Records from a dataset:
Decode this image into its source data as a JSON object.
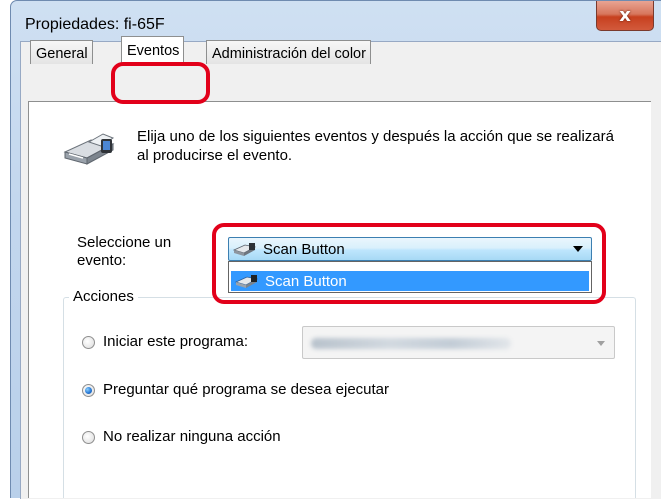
{
  "window": {
    "title": "Propiedades: fi-65F",
    "close_glyph": "x"
  },
  "tabs": [
    {
      "label": "General",
      "selected": false
    },
    {
      "label": "Eventos",
      "selected": true
    },
    {
      "label": "Administración del color",
      "selected": false
    }
  ],
  "events_tab": {
    "intro_text": "Elija uno de los siguientes eventos y después la acción que se realizará al producirse el evento.",
    "select_event_label": "Seleccione un evento:",
    "selected_event": "Scan Button",
    "dropdown_options": [
      "Scan Button"
    ],
    "actions_group_label": "Acciones",
    "actions": [
      {
        "label": "Iniciar este programa:",
        "checked": false
      },
      {
        "label": "Preguntar qué programa se desea ejecutar",
        "checked": true
      },
      {
        "label": "No realizar ninguna acción",
        "checked": false
      }
    ]
  },
  "colors": {
    "highlight": "#e2001a",
    "selection": "#3399ff"
  }
}
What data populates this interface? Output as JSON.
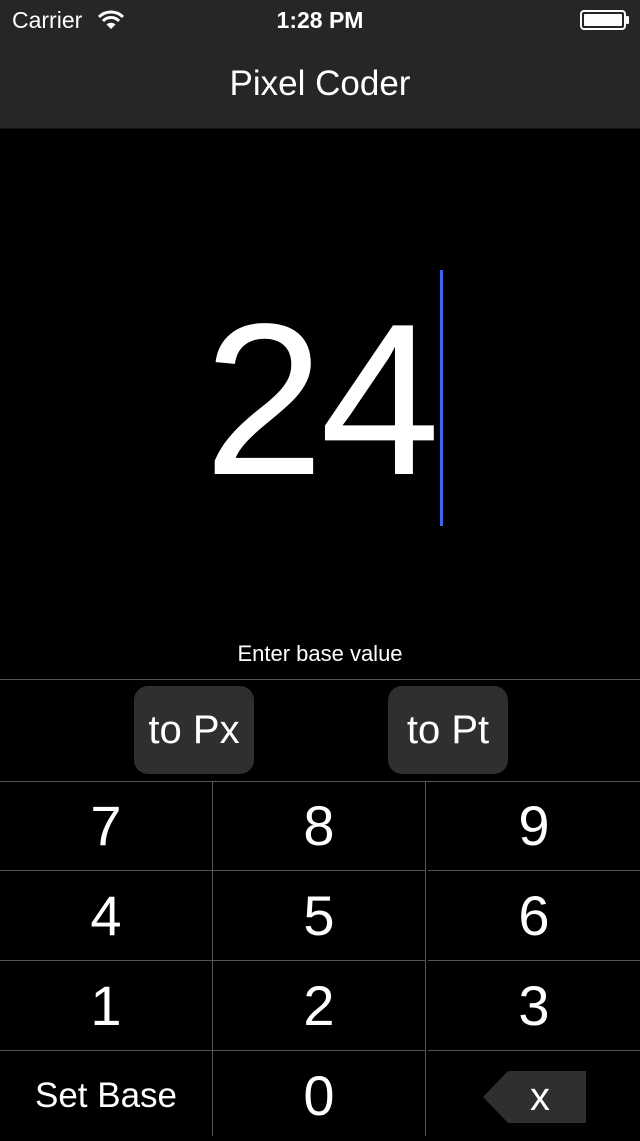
{
  "status_bar": {
    "carrier": "Carrier",
    "time": "1:28 PM",
    "wifi_icon": "wifi-icon",
    "battery_icon": "battery-icon"
  },
  "nav": {
    "title": "Pixel Coder"
  },
  "display": {
    "value": "24",
    "hint": "Enter base value",
    "cursor_color": "#3b67ea"
  },
  "convert": {
    "to_px_label": "to Px",
    "to_pt_label": "to Pt"
  },
  "keypad": {
    "keys": [
      "7",
      "8",
      "9",
      "4",
      "5",
      "6",
      "1",
      "2",
      "3",
      "Set Base",
      "0",
      "x"
    ]
  },
  "colors": {
    "background": "#000000",
    "bar": "#262626",
    "button": "#2f2f2f",
    "divider": "#555555"
  }
}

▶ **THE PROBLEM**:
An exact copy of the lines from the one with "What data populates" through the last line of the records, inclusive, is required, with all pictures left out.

▶ **OUTPUT FOR THIS EXERCISE**:
What data populates this interface? Output as JSON.
{
  "status_bar": {
    "carrier": "Carrier",
    "time": "1:28 PM",
    "wifi_icon": "wifi-icon",
    "battery_icon": "battery-icon"
  },
  "nav": {
    "title": "Pixel Coder"
  },
  "display": {
    "value": "24",
    "hint": "Enter base value",
    "cursor_color": "#3b67ea"
  },
  "convert": {
    "to_px_label": "to Px",
    "to_pt_label": "to Pt"
  },
  "keypad": {
    "keys": [
      "7",
      "8",
      "9",
      "4",
      "5",
      "6",
      "1",
      "2",
      "3",
      "Set Base",
      "0",
      "x"
    ]
  },
  "colors": {
    "background": "#000000",
    "bar": "#262626",
    "button": "#2f2f2f",
    "divider": "#555555"
  }
}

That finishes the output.